As some of you may know, I’ve taken a second “job” cleaning houses on the weekend. Yesterday was, by far, the most challenging day so far, with one of my 3 houses consisting of dusting for 3 hours expensive knick knacks and kitsch that hadn’t been dusted in approximately 3 years. Today I feel it in every muscle and bone of my body.
As I scrubbed floors, I found myself getting very weary and frustrated with the situation. It’s what I have to do for right now, to provide for my family, however spending one entire day of my weekend doing so is discouraging.
But then I had a thought. I hope that I’m not writing this out of pride, but rather out of a “revelation” I had there on the bathroom floor.
The thought came to me that it is an honor and a privilege to clean other people’s homes. Yes, it is paid work. But it is also servant hood, to a degree. Obviously it would be more servanthood if money were not involved. But disregarding that issue, it is service. The people whose homes one cleans are trusting the cleaner with their home and possessions. And the person doing the cleaning should do the very best job that they can do, because any job worth doing is worth doing well.
Cleaning houses is not glamorous work. It’s sweaty, dirty and tiring work. But doesn’t scripture speak to this issue?
1 Corinthians 10:31-33
31 So, whether you eat or drink, or whatever you do, do all to the glory of God. 32 Give no offense to Jews or to Greeks or to the church of God, 33 just as I try to please everyone in everything I do, not seeking my own advantage, but that of many, that they may be saved.

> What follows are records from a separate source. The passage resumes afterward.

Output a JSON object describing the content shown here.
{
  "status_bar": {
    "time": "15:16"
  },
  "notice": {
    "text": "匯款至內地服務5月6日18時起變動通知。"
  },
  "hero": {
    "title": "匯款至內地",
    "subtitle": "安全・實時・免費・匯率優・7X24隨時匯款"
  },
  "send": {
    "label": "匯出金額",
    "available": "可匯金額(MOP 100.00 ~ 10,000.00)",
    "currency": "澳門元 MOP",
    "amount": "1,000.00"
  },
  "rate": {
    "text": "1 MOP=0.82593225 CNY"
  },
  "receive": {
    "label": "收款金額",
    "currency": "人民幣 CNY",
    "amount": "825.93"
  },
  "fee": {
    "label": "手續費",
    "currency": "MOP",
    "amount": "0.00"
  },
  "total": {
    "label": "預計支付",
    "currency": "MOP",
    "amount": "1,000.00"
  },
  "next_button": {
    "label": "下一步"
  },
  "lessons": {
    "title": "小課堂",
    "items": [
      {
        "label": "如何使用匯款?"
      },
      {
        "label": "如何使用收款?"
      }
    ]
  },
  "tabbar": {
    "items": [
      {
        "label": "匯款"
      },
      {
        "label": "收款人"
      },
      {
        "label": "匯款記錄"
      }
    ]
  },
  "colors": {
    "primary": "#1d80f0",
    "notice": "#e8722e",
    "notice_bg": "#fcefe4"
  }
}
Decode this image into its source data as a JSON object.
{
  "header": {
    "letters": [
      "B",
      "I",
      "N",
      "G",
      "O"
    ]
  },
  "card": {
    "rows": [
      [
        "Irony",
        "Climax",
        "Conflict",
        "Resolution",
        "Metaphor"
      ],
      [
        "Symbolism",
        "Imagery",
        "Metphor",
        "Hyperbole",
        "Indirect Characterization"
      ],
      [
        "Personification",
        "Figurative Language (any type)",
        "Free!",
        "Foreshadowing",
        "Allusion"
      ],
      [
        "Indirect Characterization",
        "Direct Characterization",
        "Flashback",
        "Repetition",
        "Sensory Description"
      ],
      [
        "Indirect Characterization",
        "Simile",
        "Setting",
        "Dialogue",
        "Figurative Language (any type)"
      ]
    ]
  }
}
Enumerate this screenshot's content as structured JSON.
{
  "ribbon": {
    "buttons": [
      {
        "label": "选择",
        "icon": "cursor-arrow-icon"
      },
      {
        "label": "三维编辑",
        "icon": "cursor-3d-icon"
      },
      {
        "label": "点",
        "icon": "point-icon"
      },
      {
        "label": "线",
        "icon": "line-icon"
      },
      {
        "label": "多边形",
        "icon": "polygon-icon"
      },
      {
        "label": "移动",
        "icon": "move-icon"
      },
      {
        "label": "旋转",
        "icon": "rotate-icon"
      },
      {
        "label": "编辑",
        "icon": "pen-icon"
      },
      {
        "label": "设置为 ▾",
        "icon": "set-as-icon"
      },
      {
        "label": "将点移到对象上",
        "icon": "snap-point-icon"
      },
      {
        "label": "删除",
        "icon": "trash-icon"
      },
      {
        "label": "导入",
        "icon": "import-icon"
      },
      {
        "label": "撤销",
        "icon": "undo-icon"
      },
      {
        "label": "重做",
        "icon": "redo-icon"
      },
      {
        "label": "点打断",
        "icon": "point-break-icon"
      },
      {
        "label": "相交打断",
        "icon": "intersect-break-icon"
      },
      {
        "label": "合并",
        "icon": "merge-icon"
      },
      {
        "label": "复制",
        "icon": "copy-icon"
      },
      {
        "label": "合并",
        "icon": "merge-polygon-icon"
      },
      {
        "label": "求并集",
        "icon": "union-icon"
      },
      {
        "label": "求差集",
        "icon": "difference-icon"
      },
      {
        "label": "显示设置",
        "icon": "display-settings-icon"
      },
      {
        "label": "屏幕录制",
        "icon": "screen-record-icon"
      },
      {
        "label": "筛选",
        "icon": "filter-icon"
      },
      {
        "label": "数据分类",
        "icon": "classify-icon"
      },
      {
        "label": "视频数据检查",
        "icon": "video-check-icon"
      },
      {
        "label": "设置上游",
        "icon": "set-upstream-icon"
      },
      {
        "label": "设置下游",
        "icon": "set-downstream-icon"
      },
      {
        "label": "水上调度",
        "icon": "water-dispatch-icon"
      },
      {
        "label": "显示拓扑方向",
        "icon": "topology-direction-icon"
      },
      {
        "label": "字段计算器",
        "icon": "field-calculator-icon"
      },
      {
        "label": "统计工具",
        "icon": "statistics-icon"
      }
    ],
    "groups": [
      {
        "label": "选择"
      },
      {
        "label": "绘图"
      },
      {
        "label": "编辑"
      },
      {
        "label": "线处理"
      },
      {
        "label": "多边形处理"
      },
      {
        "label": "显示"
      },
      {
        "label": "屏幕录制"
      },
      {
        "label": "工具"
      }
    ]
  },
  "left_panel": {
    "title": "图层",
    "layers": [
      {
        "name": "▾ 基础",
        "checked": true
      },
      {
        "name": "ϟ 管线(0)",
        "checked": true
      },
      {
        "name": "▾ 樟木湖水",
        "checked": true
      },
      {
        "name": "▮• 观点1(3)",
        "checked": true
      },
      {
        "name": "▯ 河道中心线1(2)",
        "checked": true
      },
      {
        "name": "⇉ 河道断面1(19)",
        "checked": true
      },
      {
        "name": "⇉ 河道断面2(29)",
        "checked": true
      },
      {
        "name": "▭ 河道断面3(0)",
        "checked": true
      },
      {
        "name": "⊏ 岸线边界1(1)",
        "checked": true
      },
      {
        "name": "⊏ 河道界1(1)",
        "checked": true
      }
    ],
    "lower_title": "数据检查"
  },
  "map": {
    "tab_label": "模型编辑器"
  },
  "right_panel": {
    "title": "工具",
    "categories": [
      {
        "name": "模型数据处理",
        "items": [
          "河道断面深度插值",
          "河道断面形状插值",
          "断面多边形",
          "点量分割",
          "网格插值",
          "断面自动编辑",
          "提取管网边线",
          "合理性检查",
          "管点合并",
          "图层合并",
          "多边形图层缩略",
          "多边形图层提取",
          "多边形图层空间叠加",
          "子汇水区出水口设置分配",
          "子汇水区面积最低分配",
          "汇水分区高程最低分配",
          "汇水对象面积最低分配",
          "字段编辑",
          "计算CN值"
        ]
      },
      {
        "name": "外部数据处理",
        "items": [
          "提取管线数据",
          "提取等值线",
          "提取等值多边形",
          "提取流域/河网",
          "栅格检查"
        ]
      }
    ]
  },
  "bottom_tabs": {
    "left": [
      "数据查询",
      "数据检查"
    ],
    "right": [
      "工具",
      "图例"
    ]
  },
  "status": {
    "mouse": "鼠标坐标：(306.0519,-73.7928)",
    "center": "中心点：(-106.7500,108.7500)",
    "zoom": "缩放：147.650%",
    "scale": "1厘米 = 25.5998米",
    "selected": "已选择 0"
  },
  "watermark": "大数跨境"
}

If one were to read the whole section of scripture that contains these verses, they would see that Paul is speaking about being careful not to offend either Jews or Gentiles, particularly regarding food that is to be eaten or not eaten. Even so, that does not take away from the important phrase added to 31–it almost seems as if it were added as an afterthought–“Or Whatever You Do”. Do all to the glory of God. Even scrubbing toilets! 🙂
But why? What is the reason behind doing the things that I–and you–do: parenting, cleaning, working a job, working two jobs, worshipping, exercise, and a myriad of other things? The answer is found in verse 33–that they may be saved. That the people you work with, work for, parent, are friends with, or are simple acquaintances might see that you (and I) are different, and that difference comes from knowing Christ; from having a relationship with God.
So, preaching to myself, I must get up tomorrow morning, spend time with God to get my mind straight, parent well before school, and then push myself to go to work and do the best job that I can do, for the glory of God. Oh, it’s not easy. I think it’s meant to be not easy. Because if it were easy, I wouldn’t need God’s strength or help, I could do it on my own. But it is hard. It is exhausting. But only by the grace of God am I able to do what I need to do, and hopefully (though sadly not nearly well or often enough) do it to the glory of God.